(Dataset rows for apps and sites)
◆ ◆ ◆
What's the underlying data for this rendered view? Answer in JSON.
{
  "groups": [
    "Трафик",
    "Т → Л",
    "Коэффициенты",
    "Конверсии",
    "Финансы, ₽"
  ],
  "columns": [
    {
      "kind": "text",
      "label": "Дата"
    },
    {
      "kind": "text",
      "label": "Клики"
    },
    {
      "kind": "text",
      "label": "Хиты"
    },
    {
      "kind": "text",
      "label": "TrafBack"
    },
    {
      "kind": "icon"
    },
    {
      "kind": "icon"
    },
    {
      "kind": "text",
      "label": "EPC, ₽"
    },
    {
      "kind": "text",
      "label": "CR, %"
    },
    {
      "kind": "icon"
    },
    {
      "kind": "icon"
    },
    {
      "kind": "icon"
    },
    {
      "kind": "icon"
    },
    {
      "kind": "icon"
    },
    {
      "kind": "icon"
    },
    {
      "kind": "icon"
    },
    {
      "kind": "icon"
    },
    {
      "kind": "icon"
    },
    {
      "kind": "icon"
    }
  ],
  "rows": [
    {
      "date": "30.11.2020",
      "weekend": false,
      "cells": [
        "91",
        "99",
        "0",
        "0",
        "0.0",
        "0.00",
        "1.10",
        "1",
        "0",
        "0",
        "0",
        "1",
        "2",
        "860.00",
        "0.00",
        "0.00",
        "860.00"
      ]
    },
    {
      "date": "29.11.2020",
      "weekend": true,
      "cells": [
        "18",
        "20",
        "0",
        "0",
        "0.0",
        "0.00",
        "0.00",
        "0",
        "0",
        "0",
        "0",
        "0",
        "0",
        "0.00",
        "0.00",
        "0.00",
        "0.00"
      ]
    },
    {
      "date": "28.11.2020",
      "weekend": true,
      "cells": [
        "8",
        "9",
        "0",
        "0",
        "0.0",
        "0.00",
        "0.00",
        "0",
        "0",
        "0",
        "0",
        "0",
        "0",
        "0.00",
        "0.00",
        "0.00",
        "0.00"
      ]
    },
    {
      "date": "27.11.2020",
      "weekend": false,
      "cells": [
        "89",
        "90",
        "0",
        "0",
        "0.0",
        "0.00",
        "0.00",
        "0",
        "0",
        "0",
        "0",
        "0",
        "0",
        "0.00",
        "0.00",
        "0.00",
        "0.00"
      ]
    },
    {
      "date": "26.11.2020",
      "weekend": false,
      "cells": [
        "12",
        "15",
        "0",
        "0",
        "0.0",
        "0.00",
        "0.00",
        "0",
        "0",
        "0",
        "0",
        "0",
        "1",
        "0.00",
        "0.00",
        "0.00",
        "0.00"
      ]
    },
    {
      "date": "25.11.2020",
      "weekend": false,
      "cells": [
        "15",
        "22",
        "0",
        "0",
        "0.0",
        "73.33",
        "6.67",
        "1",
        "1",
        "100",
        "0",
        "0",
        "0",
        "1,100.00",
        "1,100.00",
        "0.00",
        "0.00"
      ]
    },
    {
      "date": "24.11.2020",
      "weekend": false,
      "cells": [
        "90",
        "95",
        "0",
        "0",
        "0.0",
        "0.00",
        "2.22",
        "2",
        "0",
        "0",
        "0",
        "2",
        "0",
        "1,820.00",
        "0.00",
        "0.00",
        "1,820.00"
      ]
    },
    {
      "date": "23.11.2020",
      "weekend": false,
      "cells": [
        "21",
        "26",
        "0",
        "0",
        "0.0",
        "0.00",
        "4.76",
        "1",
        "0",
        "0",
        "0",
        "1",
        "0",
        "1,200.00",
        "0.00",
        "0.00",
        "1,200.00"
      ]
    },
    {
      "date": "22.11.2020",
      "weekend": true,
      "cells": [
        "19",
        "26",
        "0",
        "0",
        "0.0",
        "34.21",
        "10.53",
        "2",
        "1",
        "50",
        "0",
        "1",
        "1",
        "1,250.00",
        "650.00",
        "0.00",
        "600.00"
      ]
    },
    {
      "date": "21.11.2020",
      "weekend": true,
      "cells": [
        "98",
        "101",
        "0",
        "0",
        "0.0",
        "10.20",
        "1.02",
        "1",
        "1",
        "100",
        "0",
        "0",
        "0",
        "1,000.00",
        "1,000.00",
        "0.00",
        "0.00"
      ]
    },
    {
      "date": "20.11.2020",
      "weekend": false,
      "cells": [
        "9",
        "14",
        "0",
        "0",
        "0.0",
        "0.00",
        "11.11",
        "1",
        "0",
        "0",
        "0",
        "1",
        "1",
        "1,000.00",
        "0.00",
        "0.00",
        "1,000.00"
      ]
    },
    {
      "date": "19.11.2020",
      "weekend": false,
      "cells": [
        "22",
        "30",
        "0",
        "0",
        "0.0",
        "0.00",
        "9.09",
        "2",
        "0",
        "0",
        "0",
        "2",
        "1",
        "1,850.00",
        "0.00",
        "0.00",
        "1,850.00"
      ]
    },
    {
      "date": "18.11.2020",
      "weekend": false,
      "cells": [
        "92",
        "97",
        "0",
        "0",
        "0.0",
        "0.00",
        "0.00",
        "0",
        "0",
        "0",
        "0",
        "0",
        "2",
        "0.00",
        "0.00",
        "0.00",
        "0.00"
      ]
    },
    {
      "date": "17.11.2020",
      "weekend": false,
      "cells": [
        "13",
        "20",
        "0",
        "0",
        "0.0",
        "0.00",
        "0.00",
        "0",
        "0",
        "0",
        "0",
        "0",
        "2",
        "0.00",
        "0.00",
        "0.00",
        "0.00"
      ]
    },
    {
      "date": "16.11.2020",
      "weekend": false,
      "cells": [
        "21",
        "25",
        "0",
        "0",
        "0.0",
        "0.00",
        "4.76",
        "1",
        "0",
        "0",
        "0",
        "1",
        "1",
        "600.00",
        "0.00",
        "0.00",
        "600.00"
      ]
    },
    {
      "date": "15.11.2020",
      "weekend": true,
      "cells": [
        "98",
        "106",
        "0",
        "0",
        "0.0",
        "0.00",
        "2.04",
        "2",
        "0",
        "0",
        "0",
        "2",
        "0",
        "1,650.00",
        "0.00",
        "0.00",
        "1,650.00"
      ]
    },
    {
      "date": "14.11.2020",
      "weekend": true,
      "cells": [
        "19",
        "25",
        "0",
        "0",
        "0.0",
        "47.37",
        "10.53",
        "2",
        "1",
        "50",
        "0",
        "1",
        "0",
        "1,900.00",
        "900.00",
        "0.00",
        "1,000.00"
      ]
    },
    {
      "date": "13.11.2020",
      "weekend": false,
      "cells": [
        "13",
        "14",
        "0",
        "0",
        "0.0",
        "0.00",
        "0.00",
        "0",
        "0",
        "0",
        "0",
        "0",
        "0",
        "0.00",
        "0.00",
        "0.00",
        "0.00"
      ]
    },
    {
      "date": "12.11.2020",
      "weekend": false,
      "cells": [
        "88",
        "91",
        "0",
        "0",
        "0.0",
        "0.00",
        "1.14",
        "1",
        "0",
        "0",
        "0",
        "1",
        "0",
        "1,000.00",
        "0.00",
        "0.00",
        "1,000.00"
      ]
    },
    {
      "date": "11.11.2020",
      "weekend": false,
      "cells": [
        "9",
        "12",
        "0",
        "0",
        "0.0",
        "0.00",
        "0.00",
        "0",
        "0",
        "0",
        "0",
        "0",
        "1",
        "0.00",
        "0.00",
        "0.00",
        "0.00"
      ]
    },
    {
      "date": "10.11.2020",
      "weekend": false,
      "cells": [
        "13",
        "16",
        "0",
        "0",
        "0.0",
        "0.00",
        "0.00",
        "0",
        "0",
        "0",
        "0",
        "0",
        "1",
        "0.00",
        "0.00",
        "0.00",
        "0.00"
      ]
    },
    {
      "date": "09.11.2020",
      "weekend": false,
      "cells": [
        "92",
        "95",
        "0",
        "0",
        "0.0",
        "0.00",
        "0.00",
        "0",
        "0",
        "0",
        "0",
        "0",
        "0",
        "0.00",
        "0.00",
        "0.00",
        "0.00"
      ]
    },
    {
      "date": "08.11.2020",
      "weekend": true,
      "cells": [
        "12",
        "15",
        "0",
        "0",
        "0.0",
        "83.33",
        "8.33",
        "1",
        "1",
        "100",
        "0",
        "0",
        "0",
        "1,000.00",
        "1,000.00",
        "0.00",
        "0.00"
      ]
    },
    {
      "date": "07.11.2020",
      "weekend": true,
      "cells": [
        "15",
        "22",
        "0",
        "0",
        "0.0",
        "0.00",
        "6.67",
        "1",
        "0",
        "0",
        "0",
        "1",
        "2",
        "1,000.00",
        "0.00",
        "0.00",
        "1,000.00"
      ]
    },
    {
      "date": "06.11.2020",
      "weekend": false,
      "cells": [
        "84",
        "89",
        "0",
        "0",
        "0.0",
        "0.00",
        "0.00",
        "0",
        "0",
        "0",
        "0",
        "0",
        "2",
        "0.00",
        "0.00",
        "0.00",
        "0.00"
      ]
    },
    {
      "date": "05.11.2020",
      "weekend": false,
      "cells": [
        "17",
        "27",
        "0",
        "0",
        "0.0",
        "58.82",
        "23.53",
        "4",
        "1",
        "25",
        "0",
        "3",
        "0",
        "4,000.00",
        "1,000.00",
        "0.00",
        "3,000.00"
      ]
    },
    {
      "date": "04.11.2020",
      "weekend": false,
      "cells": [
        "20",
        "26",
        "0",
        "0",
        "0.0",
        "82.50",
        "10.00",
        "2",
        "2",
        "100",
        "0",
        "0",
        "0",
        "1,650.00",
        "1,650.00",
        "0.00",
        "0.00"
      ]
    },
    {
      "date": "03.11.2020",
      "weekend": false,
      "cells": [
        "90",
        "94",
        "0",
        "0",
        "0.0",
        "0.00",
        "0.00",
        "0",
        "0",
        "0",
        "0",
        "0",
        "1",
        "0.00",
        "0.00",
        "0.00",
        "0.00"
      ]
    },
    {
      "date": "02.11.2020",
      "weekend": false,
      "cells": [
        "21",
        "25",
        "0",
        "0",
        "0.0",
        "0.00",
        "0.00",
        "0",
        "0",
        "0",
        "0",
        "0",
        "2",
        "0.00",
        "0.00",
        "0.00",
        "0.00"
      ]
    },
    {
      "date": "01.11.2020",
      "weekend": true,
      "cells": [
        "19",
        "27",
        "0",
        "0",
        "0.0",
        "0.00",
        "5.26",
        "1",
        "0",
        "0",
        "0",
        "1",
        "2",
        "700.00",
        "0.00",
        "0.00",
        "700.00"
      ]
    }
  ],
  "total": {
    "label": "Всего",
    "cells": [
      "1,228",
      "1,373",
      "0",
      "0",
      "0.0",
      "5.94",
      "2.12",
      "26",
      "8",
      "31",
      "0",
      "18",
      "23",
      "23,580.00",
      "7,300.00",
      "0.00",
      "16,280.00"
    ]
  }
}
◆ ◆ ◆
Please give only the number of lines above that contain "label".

7